Thursday is the second most exciting day of the pony penning week. Foals of all ages are sold at an auction where all proceeds go to benefit the Chincoteague Volunteer Fire Company. Foals that are 2.5 months old and older are allowed to go home with their new owners immediately after the auction, and those that are younger than this age cut off are kept with their mothers until the October Roundup. Some of the purchased foals, however, are a part of a program known as “buy backs.” Certain foals are selected by the firemen and saltwater cowboys to replace members of the herd who are older or who did not survive the previous winter. These foals are still sold to the highest bidder, but they are then “donated” back to the wild herd by their new owners to live their lives on Assateague. Prices for these ponies can reach upwards of $17,500; far in excess of the average price of $1344 in 2009 for a foal who leaves the island after the auction.
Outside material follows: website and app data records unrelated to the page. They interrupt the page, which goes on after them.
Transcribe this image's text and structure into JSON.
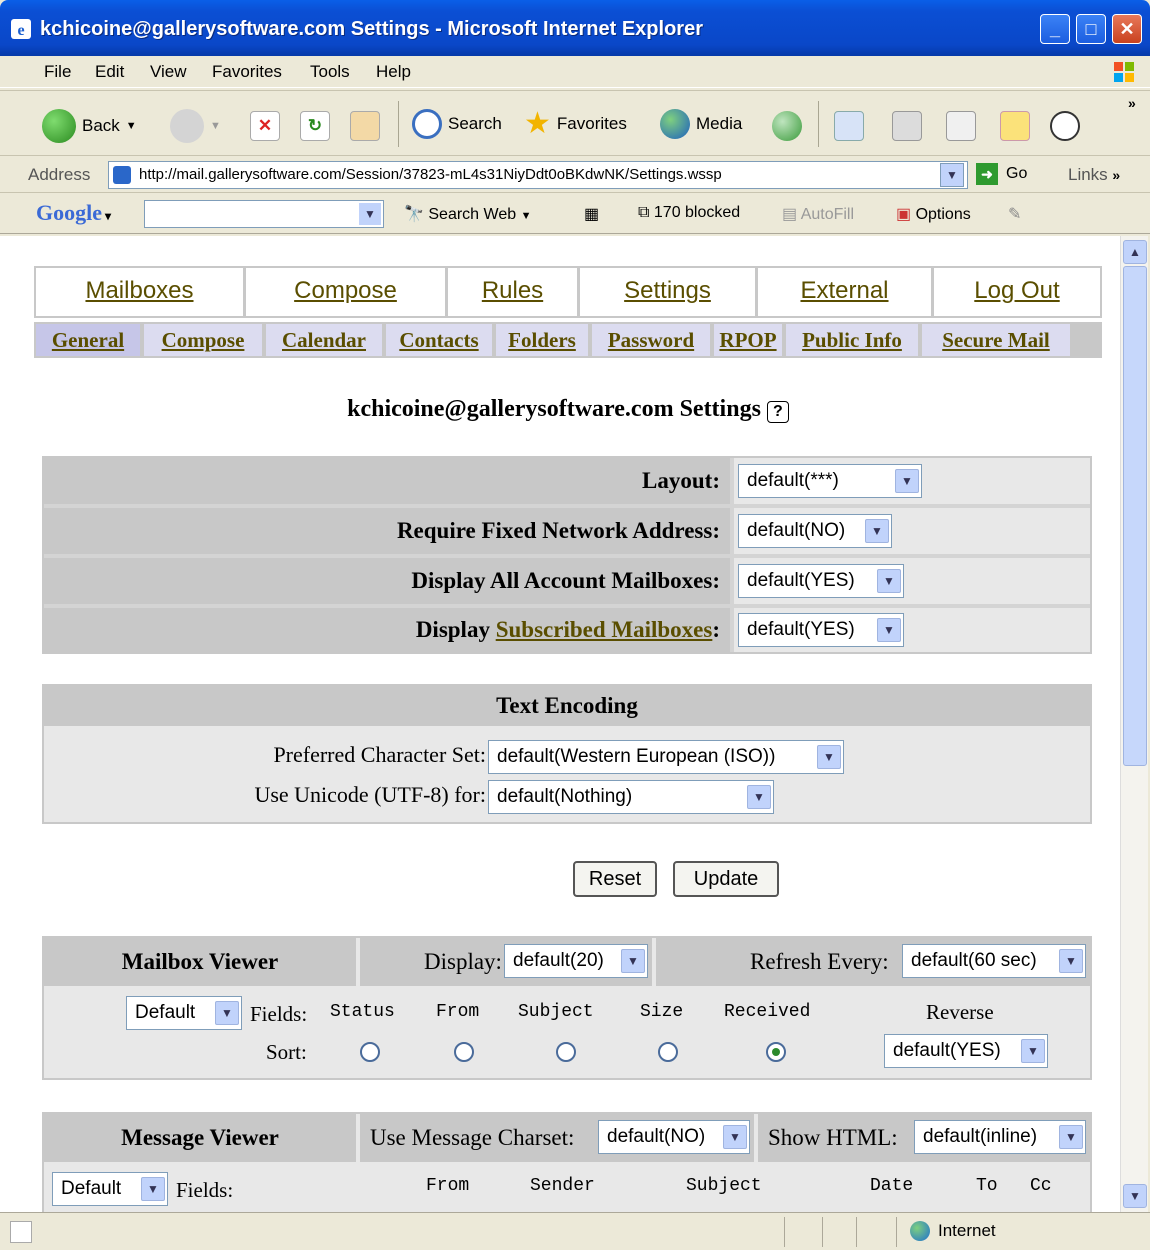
{
  "window": {
    "title": "kchicoine@gallerysoftware.com Settings - Microsoft Internet Explorer",
    "controls": {
      "minimize": "_",
      "maximize": "□",
      "close": "✕"
    }
  },
  "menu": [
    "File",
    "Edit",
    "View",
    "Favorites",
    "Tools",
    "Help"
  ],
  "toolbar": {
    "back": "Back",
    "search": "Search",
    "favorites": "Favorites",
    "media": "Media"
  },
  "address": {
    "label": "Address",
    "url": "http://mail.gallerysoftware.com/Session/37823-mL4s31NiyDdt0oBKdwNK/Settings.wssp",
    "go": "Go",
    "links": "Links"
  },
  "googlebar": {
    "logo": "Google",
    "search_web": "Search Web",
    "blocked": "170 blocked",
    "autofill": "AutoFill",
    "options": "Options"
  },
  "main_tabs": [
    "Mailboxes",
    "Compose",
    "Rules",
    "Settings",
    "External",
    "Log Out"
  ],
  "sub_tabs": [
    "General",
    "Compose",
    "Calendar",
    "Contacts",
    "Folders",
    "Password",
    "RPOP",
    "Public Info",
    "Secure Mail"
  ],
  "page": {
    "title": "kchicoine@gallerysoftware.com Settings",
    "help": "?"
  },
  "settings": {
    "layout_label": "Layout:",
    "layout_value": "default(***)",
    "fixed_label": "Require Fixed Network Address:",
    "fixed_value": "default(NO)",
    "display_all_label": "Display All Account Mailboxes:",
    "display_all_value": "default(YES)",
    "display_sub_prefix": "Display",
    "display_sub_link": "Subscribed Mailboxes",
    "display_sub_colon": ":",
    "display_sub_value": "default(YES)"
  },
  "encoding": {
    "heading": "Text Encoding",
    "charset_label": "Preferred Character Set:",
    "charset_value": "default(Western European (ISO))",
    "unicode_label": "Use Unicode (UTF-8) for:",
    "unicode_value": "default(Nothing)"
  },
  "buttons": {
    "reset": "Reset",
    "update": "Update"
  },
  "mailbox_viewer": {
    "heading": "Mailbox Viewer",
    "display_label": "Display:",
    "display_value": "default(20)",
    "refresh_label": "Refresh Every:",
    "refresh_value": "default(60 sec)",
    "preset_value": "Default",
    "fields_label": "Fields:",
    "sort_label": "Sort:",
    "columns": [
      "Status",
      "From",
      "Subject",
      "Size",
      "Received"
    ],
    "reverse_label": "Reverse",
    "reverse_value": "default(YES)",
    "sorted_column": "Received"
  },
  "message_viewer": {
    "heading": "Message Viewer",
    "charset_label": "Use Message Charset:",
    "charset_value": "default(NO)",
    "html_label": "Show HTML:",
    "html_value": "default(inline)",
    "preset_value": "Default",
    "fields_label": "Fields:",
    "columns": [
      "From",
      "Sender",
      "Subject",
      "Date",
      "To",
      "Cc"
    ]
  },
  "status": {
    "zone": "Internet"
  }
}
Parking for this event can also get very challenging, but there are many people on Chincoteague who allow parking on their lawns for $10 a day not far from the carnival grounds. Friday morning sees the end of the pony penning events as the southern ponies are removed from the carnival ground pens and are swum back to Assateague Island.
Carnival and other sights
During the week of the swim, the fire department hosts a carnival where you will find BINGO, various raffles (including the pony raffle), several rides straight out of the 1950’s and 1960’s, and typical carnival food. It’s free to enter. Once the herd makes the swim, you can see the herd in the pen at the Carnival grounds.
I definitely recommend taking day before or after the swim to see Chincoteague and Assateague’s other sights. The lighthouse on Assateague still operates, and you can visit during the day. Visiting Assateague can vary and can be found here. Assateague is open from dawn till dusk. The beach is quite nice (especially as you head north past the main parking area) but be mindful of restricted areas. If you are trekking around on the island (whether on the wildlife trail or other) be mindful of the ponies. They are wild animals, and will defend themselves (espeically the stallions) if they feel threatened.
Return to the Wild
On the day after the auction, the ponies are lead back to Assateague Island in another (less attended) swim by the Saltwater Cowboys. The ponies follow the same return path. We walked along with the ponies. During the walk, there can be escapees, so make sure to get out of the way if one breaks out of the herd. If you want to watch the swim from the Chincoteague side, be prepared to get muddy. Most people end up wading to their knees in mud in order to watch. I hope this was a good document. Leave comments below if you have them.